When it comes to imagination, people can be categorized as either dreamers or realists. Most managers, including many who studied engineering, are realists. I sometimes joke that engineers are always quick to tell you what won’t work.
On the other side are the dreamers. They have active imaginations, and they often think of unbelievably big and profitable solutions. The only problem is that their ideas tend to be foolish and unrealistic at worst, and risky at best.
The challenge for a company is to balance between the two tendencies. Too much risk is dangerous. An approach that is too conservative puts a low ceiling on growth potential. As my colleague, Col. Alok Asthana, likes to say, “If you turn your company over to the dreamers, you will go bankrupt quickly. If you turn your company over to the realists, you will go bankrupt very slowly.”
Your employees understand your attitude toward innovation and risk, even if you have never told them explicitly or made it into a policy.
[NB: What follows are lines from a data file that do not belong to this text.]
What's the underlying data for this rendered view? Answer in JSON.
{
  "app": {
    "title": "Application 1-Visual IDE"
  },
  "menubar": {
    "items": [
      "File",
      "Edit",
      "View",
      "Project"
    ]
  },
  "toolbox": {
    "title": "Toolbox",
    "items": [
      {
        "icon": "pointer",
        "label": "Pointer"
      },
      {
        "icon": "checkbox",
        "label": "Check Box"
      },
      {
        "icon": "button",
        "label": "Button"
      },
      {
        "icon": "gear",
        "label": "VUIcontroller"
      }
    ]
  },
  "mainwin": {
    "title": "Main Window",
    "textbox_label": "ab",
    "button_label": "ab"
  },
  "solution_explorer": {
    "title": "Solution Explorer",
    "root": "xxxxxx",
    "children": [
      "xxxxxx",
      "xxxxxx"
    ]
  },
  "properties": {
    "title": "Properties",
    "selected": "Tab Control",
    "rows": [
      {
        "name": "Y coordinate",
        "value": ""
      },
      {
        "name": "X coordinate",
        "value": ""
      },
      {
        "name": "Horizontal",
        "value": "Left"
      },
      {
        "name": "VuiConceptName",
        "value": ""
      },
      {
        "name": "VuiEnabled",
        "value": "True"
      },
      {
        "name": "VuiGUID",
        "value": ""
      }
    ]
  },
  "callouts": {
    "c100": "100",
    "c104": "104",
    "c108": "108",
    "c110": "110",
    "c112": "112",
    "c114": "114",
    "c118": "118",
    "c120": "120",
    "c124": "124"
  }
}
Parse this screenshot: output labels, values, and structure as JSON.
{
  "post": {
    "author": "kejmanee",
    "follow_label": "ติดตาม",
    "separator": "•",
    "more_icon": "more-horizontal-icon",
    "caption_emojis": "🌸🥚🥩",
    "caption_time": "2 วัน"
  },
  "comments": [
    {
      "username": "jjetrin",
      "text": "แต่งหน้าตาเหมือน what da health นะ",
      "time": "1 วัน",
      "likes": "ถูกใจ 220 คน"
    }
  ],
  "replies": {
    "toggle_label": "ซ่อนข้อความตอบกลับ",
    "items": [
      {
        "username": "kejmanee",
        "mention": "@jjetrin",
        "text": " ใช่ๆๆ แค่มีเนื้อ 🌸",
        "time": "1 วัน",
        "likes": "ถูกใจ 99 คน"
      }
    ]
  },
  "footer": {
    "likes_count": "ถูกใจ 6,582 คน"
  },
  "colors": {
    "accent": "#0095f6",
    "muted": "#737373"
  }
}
Sadly, employees at most organizations – 80% of US corporations according to a recent Accenture survey – say that their managers do not support entrepreneurial activity.
If you want your company to grow faster than the competition, build a culture that supports and encourages your dreamers to experiment and innovate.
Related reading: Stop Frustrating Your Innovators